A New Language Of Recovery

The peer-support message of hope and strength reshapes the conversation around mental health. But creating a new workforce comes with challenges.

Each state sets its own criteria for peer specialist training and certification. The Government Accountability Office studied programs in six states and, in a 2018 report, cited six leading practices for certifying peer specialists: systematic screening of applicants; conducting core training in person; incorporating physical health and wellness into training or continuing education; preparing organizations to use peers effectively; requiring continuing education; and engaging peers in the leadership and development of certification programs.20


Some states have wrestled with these issues. In California thousands of peer-support workers follow a patchwork of rules set by county governments. A bill is now moving through the state legislature to set up a statewide program. Former Gov. Jerry Brown vetoed a similar bill over cost concerns, but Gov. Gavin Newsom is expected to sign the current version.


The California Department of Health Care Services has been reluctant to create a new system of certification, says Sally Zinman, executive director of the California Association of Peer Run Programs. “We’re talking about peers doing unique things that nobody else can do except peers. I don’t think they understand that,” she says. “I don’t think they see it as the value it is.”


Mental Health America (MHA), a national advocacy organization, launched a program of national certification in 2017, geared toward peer specialists who already have state certification. MHA hopes that a national program will encourage private insurers and Medicare to reimburse for peer support.


“We believe peer support is really powerful, and as many people as could benefit should have access to it,” says Kelly Davis, director of Peer Advocacy, Support, and Services at MHA.


Beyond certification, the concepts of peer support have already altered the language of mental health treatment. Numerous organizations, from SAMHSA to the American Psychological Association, have set recovery as the goal for people with serious mental illness.


That contrasts with the darker days of psychiatry, when some people were considered incurable and were locked up for the remainder of their lives. Central State Hospital has six cemeteries with unmarked graves. About 25,000 people were buried on the grounds over its history.17


Every year the Georgia Consumer Council, an organization of peers, holds a commemoration at Central State and lays a wreath in a cemetery. People often come to pay their respects privately as well. On a recent visit, Cathy Wrighton and Gena Garner stood in a clearing in the woods under a blanket of steel-gray clouds and felt the weight of the past. Rusted iron markers seemed to protrude haphazardly across the ground, some of them hammered so far into the hard earth that only a few rounded inches showed.


Once, these were neat, numbered rows. But the metal stakes toppled or got in the way of lawn mowers, and maintenance workers uprooted hundreds of markers.

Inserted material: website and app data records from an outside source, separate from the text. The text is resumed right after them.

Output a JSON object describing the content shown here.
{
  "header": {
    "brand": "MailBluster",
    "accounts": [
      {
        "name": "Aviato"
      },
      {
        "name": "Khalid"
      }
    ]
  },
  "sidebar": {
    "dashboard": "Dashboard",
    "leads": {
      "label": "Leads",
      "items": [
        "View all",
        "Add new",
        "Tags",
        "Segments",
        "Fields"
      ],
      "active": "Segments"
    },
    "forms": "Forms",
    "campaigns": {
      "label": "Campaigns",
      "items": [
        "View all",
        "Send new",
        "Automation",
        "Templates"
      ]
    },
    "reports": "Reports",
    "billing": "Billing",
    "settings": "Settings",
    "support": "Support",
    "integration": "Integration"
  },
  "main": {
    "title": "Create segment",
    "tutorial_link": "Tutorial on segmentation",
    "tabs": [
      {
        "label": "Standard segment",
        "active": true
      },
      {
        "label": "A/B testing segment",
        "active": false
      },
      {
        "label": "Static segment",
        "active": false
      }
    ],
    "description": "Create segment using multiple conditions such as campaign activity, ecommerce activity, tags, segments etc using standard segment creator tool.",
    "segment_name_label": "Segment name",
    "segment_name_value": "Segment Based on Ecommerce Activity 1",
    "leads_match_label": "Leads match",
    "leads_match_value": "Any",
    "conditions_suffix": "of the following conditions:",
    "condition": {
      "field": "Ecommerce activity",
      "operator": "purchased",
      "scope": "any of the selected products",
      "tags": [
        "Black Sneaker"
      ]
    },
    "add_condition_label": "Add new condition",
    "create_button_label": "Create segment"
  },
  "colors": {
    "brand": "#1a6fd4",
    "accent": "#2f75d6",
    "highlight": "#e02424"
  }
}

Even in death, the people sent to Central State Hospital were pushed aside and tossed away.


That’s why Wrighton feels dedicated to her work as a forensic peer mentor, helping people who have been incarcerated or hospitalized for years return to the community. “I see them going where I am,” she says. “Working, living life. Enjoying life. Not coming to an end like this.”